CAN CONSUMERS DISTINGUISH BETWEEN THE COMPANIES WITH CSR PROJECTS AND THE BRANDS ACTIVELY IMPLEMENTING SUSTAINABLE SOLUTIONS?
I think people are much cleverer than we give them credit for. We can see through what some of the brands are doing. I don’t know to what extent the “Paradise Papers” have been covered in Thailand, but the leaks have obviously damaged brands and led the public to question how supposedly secure companies can be breached. Brands we once thought we could trust have seen that trust eroded. On the other side of the coin, social entrepreneurs are focusing on sustainability and in many cases, practising purpose-driven marketing.
WHICH INDUSTRY YOU THINK FACES THE GREATEST CHALLENGES?
The obvious one would be energy. Everything starts with energy and when you transform the energy system, you change all the surrounding systems. Construction is another challenging industry and developers have to showcase sustainability and energy efficiency in their advertising.
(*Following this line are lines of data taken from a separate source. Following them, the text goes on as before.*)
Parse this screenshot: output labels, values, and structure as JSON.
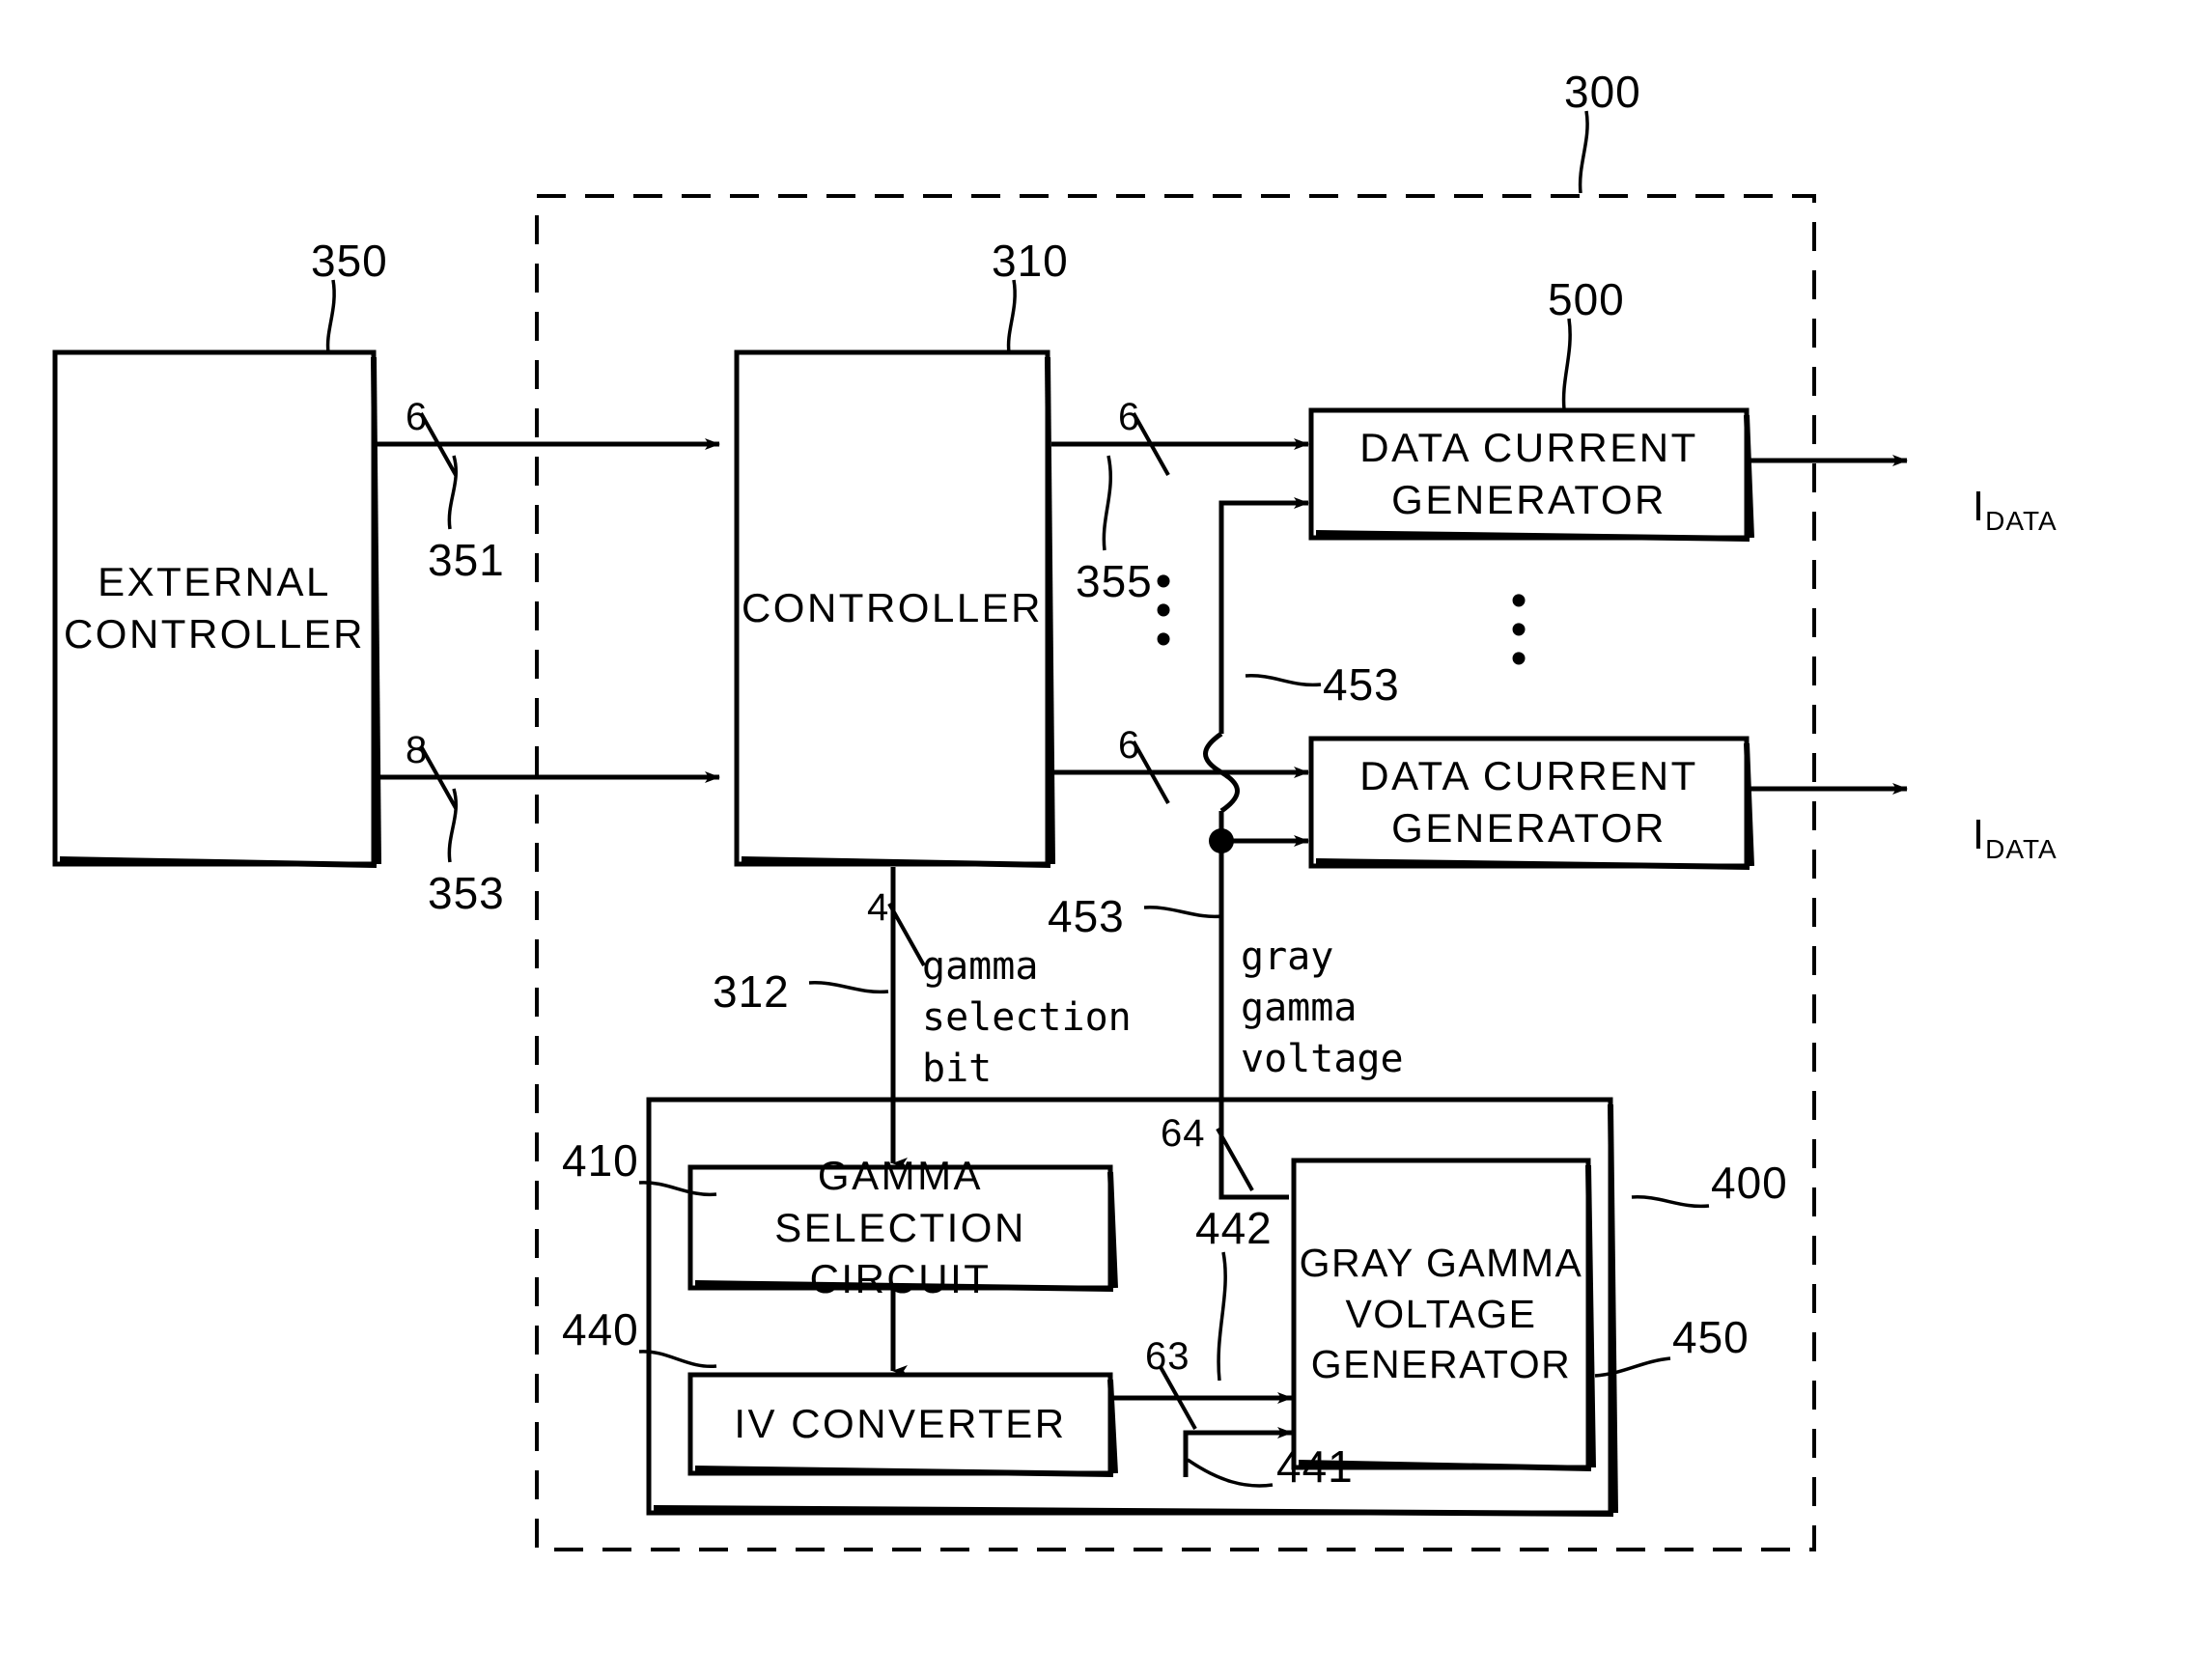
{
  "figure": {
    "type": "patent-block-diagram",
    "domain": "Diagram"
  },
  "blocks": {
    "external_controller": {
      "label": "EXTERNAL\nCONTROLLER",
      "ref": "350"
    },
    "controller": {
      "label": "CONTROLLER",
      "ref": "310"
    },
    "data_current_generator_1": {
      "label": "DATA CURRENT\nGENERATOR",
      "ref": "500"
    },
    "data_current_generator_2": {
      "label": "DATA CURRENT\nGENERATOR",
      "ref": ""
    },
    "gamma_selection_circuit": {
      "label": "GAMMA SELECTION\nCIRCUIT",
      "ref": "410"
    },
    "iv_converter": {
      "label": "IV CONVERTER",
      "ref": "440"
    },
    "gray_gamma_voltage_generator": {
      "label": "GRAY GAMMA\nVOLTAGE\nGENERATOR",
      "ref": "450"
    },
    "inner_dashed_module": {
      "ref": "400"
    },
    "outer_dashed_module": {
      "ref": "300"
    }
  },
  "refs": {
    "r300": "300",
    "r310": "310",
    "r312": "312",
    "r350": "350",
    "r351": "351",
    "r353": "353",
    "r355": "355",
    "r400": "400",
    "r410": "410",
    "r440": "440",
    "r441": "441",
    "r442": "442",
    "r450": "450",
    "r453_top": "453",
    "r453_bottom": "453",
    "r500": "500"
  },
  "bus_widths": {
    "ec_to_ctrl_top": "6",
    "ec_to_ctrl_bottom": "8",
    "ctrl_to_dcg_top": "6",
    "ctrl_to_dcg_bottom": "6",
    "gamma_selection_bit": "4",
    "gray_gamma_voltage": "64",
    "iv_converter_out": "63"
  },
  "signal_labels": {
    "gamma_selection_bit": "gamma\nselection\nbit",
    "gray_gamma_voltage": "gray\ngamma\nvoltage"
  },
  "outputs": {
    "idata_1": {
      "symbol": "I",
      "subscript": "DATA"
    },
    "idata_2": {
      "symbol": "I",
      "subscript": "DATA"
    }
  },
  "ellipses": {
    "left_column": "•\n•\n•",
    "right_column": "•\n•\n•"
  },
  "colors": {
    "ink": "#000000",
    "background": "#ffffff"
  }
}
Unfortunately, some of energy industry still seems to be in denial.
HOW ABOUT FASHION?
Fashion is a tough one. One of the really important points here is that it is not the responsibility of the company alone. This is a two-ways street. As individuals, we are just way too wasteful, so pointing fingers at the fashion industry is the wrong approach. Sustainability is really between you and I. It’s about changing how we behave and changing how we buy clothes. The same applies to ‘fast furniture’. And that’s why advertising is at the heart of this. If we don’t get better ads that understand and promote responsible consumption. I don't think we are going to succeed.
HOW WOULD YOU DEFINE A “GOOD LIFE”?
It’s a philosophy that I've lived with for quite some time. It’s about pursuing what makes me happy. Because too often you get caught up in convention and you are never challenged. Good life is about daring to aim for what you want at the personal level. It's about maximising happiness and minimising resources usage. King Rama IX's sufficiency philosophy is inspiring. In terms of responsible consumption, the company can only do so much, we as individuals also need to think about it.
MAKING DO WITH LESS
- Organised by SustainableBrands.com, the “Sustainable Brands 2017” seminar aimed to show how innovation can change the shape of business, and with it, the world.
- Guest speakers included Khunying Puangroi Diskul Na Ayudhaya of the Mae Fah Luang Foundation, Pitpatpong Israsena Na Ayudhaya, chief executive oof Doi Kham,Yuthasak Supasorn, and Governor of the Tourism Authority of Thailand, Auttapol Rerkpiboon of PTT Group.
- Research conducted in June and July sampled 2,000 people aged between 15 and 65 and revealed that Thai people define “the good life” as happiness both inside and out. Thirty-seven per cent said good health was the most important, followed by a simple life (28 per cent), successful career path (22 per cent), family (21 per cent), own house (21 per cent) , and balanced life (19 per cent). Yet 68 per cent were unable to name products or services that responded to their good life, and 87 per cent pointed out that that they have power over manufacturers and can influence the production of goods and services.
- For more information, visit www.SustainableBrandsbkk.com or Facebook.com/ sustainablebrandsbkk.